[Dataset rows describing interfaces]
• • •

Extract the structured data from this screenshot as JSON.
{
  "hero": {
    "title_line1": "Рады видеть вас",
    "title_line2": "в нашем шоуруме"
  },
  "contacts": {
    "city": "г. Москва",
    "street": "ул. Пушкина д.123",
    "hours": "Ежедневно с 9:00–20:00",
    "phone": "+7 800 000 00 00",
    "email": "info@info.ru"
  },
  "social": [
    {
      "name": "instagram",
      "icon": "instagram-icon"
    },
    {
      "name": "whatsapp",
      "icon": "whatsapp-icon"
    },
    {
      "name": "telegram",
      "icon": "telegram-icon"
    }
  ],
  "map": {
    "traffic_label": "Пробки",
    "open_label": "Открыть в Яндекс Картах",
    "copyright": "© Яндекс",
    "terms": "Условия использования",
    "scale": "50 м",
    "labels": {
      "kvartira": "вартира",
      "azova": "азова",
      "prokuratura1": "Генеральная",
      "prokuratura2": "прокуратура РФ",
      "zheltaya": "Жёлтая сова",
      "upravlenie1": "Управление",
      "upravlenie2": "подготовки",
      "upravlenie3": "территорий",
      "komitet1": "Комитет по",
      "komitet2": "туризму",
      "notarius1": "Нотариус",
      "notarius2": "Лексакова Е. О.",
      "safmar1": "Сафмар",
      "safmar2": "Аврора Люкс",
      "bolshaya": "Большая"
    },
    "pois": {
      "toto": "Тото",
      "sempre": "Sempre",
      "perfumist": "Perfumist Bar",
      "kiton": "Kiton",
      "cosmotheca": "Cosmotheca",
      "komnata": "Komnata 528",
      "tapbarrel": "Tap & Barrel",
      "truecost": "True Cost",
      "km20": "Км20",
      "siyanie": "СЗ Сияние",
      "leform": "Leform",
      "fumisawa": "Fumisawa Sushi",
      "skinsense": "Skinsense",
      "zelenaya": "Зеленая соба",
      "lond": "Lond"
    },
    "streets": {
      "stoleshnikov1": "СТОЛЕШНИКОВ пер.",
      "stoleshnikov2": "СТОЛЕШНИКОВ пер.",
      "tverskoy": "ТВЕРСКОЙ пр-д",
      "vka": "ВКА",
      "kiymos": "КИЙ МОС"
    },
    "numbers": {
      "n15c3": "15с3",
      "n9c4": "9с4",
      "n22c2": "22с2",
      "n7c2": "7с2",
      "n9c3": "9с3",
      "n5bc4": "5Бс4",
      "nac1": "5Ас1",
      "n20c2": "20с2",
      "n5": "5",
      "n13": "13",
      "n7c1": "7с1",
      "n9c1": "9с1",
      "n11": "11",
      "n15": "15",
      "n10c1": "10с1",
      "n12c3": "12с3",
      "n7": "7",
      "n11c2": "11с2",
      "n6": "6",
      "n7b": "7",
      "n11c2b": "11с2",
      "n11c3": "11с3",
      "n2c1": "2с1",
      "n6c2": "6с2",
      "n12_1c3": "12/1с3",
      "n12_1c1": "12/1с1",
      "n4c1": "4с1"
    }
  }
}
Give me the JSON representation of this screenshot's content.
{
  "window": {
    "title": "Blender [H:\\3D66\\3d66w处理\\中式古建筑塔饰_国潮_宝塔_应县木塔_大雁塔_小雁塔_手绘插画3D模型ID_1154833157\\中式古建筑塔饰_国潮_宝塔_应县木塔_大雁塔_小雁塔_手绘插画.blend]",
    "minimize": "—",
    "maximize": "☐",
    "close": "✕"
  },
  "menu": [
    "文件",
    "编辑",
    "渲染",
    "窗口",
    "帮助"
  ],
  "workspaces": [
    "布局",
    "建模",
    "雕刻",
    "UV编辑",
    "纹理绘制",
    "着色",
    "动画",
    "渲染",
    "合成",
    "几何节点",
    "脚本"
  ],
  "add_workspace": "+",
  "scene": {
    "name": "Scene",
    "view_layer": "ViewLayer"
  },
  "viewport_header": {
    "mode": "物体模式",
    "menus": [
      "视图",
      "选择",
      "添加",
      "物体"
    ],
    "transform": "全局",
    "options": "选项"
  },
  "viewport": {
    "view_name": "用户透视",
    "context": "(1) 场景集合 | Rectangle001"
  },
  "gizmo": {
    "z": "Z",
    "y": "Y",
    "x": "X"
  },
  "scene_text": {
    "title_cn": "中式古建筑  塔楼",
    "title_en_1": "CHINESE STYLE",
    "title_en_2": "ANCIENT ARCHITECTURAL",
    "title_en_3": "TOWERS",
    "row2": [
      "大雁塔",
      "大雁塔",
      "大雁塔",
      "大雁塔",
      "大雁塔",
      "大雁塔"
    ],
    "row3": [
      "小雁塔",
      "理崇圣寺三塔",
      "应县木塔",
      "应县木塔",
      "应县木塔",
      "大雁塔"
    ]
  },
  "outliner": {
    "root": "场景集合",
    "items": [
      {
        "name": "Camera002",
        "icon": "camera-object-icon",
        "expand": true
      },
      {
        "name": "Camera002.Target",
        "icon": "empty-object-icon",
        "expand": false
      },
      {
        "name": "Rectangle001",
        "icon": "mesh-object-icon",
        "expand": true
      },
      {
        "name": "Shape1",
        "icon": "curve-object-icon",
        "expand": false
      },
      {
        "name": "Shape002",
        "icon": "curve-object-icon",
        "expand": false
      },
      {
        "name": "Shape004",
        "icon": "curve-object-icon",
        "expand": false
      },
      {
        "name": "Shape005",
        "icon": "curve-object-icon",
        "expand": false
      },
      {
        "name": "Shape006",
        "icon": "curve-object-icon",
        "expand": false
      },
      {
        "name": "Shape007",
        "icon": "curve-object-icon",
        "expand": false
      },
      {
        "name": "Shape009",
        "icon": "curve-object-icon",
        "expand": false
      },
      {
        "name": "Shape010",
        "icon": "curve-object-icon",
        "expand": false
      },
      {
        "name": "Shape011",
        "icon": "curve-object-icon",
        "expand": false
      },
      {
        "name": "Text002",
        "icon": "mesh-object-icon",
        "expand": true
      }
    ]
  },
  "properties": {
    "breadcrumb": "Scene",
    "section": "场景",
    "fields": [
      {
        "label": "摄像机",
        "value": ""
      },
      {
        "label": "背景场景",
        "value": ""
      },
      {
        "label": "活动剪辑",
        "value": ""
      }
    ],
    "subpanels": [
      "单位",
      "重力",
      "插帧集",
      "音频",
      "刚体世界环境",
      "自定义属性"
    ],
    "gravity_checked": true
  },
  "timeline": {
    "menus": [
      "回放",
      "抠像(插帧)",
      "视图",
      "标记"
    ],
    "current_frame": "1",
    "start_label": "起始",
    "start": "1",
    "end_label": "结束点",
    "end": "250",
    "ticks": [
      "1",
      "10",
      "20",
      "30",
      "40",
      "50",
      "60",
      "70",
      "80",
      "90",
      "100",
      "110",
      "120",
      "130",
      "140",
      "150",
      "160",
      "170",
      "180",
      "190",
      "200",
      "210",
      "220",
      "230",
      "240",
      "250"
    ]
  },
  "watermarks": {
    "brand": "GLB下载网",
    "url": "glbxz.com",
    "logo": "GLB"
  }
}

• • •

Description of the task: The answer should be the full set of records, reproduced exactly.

Your solution:
Extract the structured data from this screenshot as JSON.
{
  "hero": {
    "title_line1": "Рады видеть вас",
    "title_line2": "в нашем шоуруме"
  },
  "contacts": {
    "city": "г. Москва",
    "street": "ул. Пушкина д.123",
    "hours": "Ежедневно с 9:00–20:00",
    "phone": "+7 800 000 00 00",
    "email": "info@info.ru"
  },
  "social": [
    {
      "name": "instagram",
      "icon": "instagram-icon"
    },
    {
      "name": "whatsapp",
      "icon": "whatsapp-icon"
    },
    {
      "name": "telegram",
      "icon": "telegram-icon"
    }
  ],
  "map": {
    "traffic_label": "Пробки",
    "open_label": "Открыть в Яндекс Картах",
    "copyright": "© Яндекс",
    "terms": "Условия использования",
    "scale": "50 м",
    "labels": {
      "kvartira": "вартира",
      "azova": "азова",
      "prokuratura1": "Генеральная",
      "prokuratura2": "прокуратура РФ",
      "zheltaya": "Жёлтая сова",
      "upravlenie1": "Управление",
      "upravlenie2": "подготовки",
      "upravlenie3": "территорий",
      "komitet1": "Комитет по",
      "komitet2": "туризму",
      "notarius1": "Нотариус",
      "notarius2": "Лексакова Е. О.",
      "safmar1": "Сафмар",
      "safmar2": "Аврора Люкс",
      "bolshaya": "Большая"
    },
    "pois": {
      "toto": "Тото",
      "sempre": "Sempre",
      "perfumist": "Perfumist Bar",
      "kiton": "Kiton",
      "cosmotheca": "Cosmotheca",
      "komnata": "Komnata 528",
      "tapbarrel": "Tap & Barrel",
      "truecost": "True Cost",
      "km20": "Км20",
      "siyanie": "СЗ Сияние",
      "leform": "Leform",
      "fumisawa": "Fumisawa Sushi",
      "skinsense": "Skinsense",
      "zelenaya": "Зеленая соба",
      "lond": "Lond"
    },
    "streets": {
      "stoleshnikov1": "СТОЛЕШНИКОВ пер.",
      "stoleshnikov2": "СТОЛЕШНИКОВ пер.",
      "tverskoy": "ТВЕРСКОЙ пр-д",
      "vka": "ВКА",
      "kiymos": "КИЙ МОС"
    },
    "numbers": {
      "n15c3": "15с3",
      "n9c4": "9с4",
      "n22c2": "22с2",
      "n7c2": "7с2",
      "n9c3": "9с3",
      "n5bc4": "5Бс4",
      "nac1": "5Ас1",
      "n20c2": "20с2",
      "n5": "5",
      "n13": "13",
      "n7c1": "7с1",
      "n9c1": "9с1",
      "n11": "11",
      "n15": "15",
      "n10c1": "10с1",
      "n12c3": "12с3",
      "n7": "7",
      "n11c2": "11с2",
      "n6": "6",
      "n7b": "7",
      "n11c2b": "11с2",
      "n11c3": "11с3",
      "n2c1": "2с1",
      "n6c2": "6с2",
      "n12_1c3": "12/1с3",
      "n12_1c1": "12/1с1",
      "n4c1": "4с1"
    }
  }
}
Give me the JSON representation of this screenshot's content.
{
  "window": {
    "title": "Blender [H:\\3D66\\3d66w处理\\中式古建筑塔饰_国潮_宝塔_应县木塔_大雁塔_小雁塔_手绘插画3D模型ID_1154833157\\中式古建筑塔饰_国潮_宝塔_应县木塔_大雁塔_小雁塔_手绘插画.blend]",
    "minimize": "—",
    "maximize": "☐",
    "close": "✕"
  },
  "menu": [
    "文件",
    "编辑",
    "渲染",
    "窗口",
    "帮助"
  ],
  "workspaces": [
    "布局",
    "建模",
    "雕刻",
    "UV编辑",
    "纹理绘制",
    "着色",
    "动画",
    "渲染",
    "合成",
    "几何节点",
    "脚本"
  ],
  "add_workspace": "+",
  "scene": {
    "name": "Scene",
    "view_layer": "ViewLayer"
  },
  "viewport_header": {
    "mode": "物体模式",
    "menus": [
      "视图",
      "选择",
      "添加",
      "物体"
    ],
    "transform": "全局",
    "options": "选项"
  },
  "viewport": {
    "view_name": "用户透视",
    "context": "(1) 场景集合 | Rectangle001"
  },
  "gizmo": {
    "z": "Z",
    "y": "Y",
    "x": "X"
  },
  "scene_text": {
    "title_cn": "中式古建筑  塔楼",
    "title_en_1": "CHINESE STYLE",
    "title_en_2": "ANCIENT ARCHITECTURAL",
    "title_en_3": "TOWERS",
    "row2": [
      "大雁塔",
      "大雁塔",
      "大雁塔",
      "大雁塔",
      "大雁塔",
      "大雁塔"
    ],
    "row3": [
      "小雁塔",
      "理崇圣寺三塔",
      "应县木塔",
      "应县木塔",
      "应县木塔",
      "大雁塔"
    ]
  },
  "outliner": {
    "root": "场景集合",
    "items": [
      {
        "name": "Camera002",
        "icon": "camera-object-icon",
        "expand": true
      },
      {
        "name": "Camera002.Target",
        "icon": "empty-object-icon",
        "expand": false
      },
      {
        "name": "Rectangle001",
        "icon": "mesh-object-icon",
        "expand": true
      },
      {
        "name": "Shape1",
        "icon": "curve-object-icon",
        "expand": false
      },
      {
        "name": "Shape002",
        "icon": "curve-object-icon",
        "expand": false
      },
      {
        "name": "Shape004",
        "icon": "curve-object-icon",
        "expand": false
      },
      {
        "name": "Shape005",
        "icon": "curve-object-icon",
        "expand": false
      },
      {
        "name": "Shape006",
        "icon": "curve-object-icon",
        "expand": false
      },
      {
        "name": "Shape007",
        "icon": "curve-object-icon",
        "expand": false
      },
      {
        "name": "Shape009",
        "icon": "curve-object-icon",
        "expand": false
      },
      {
        "name": "Shape010",
        "icon": "curve-object-icon",
        "expand": false
      },
      {
        "name": "Shape011",
        "icon": "curve-object-icon",
        "expand": false
      },
      {
        "name": "Text002",
        "icon": "mesh-object-icon",
        "expand": true
      }
    ]
  },
  "properties": {
    "breadcrumb": "Scene",
    "section": "场景",
    "fields": [
      {
        "label": "摄像机",
        "value": ""
      },
      {
        "label": "背景场景",
        "value": ""
      },
      {
        "label": "活动剪辑",
        "value": ""
      }
    ],
    "subpanels": [
      "单位",
      "重力",
      "插帧集",
      "音频",
      "刚体世界环境",
      "自定义属性"
    ],
    "gravity_checked": true
  },
  "timeline": {
    "menus": [
      "回放",
      "抠像(插帧)",
      "视图",
      "标记"
    ],
    "current_frame": "1",
    "start_label": "起始",
    "start": "1",
    "end_label": "结束点",
    "end": "250",
    "ticks": [
      "1",
      "10",
      "20",
      "30",
      "40",
      "50",
      "60",
      "70",
      "80",
      "90",
      "100",
      "110",
      "120",
      "130",
      "140",
      "150",
      "160",
      "170",
      "180",
      "190",
      "200",
      "210",
      "220",
      "230",
      "240",
      "250"
    ]
  },
  "watermarks": {
    "brand": "GLB下载网",
    "url": "glbxz.com",
    "logo": "GLB"
  }
}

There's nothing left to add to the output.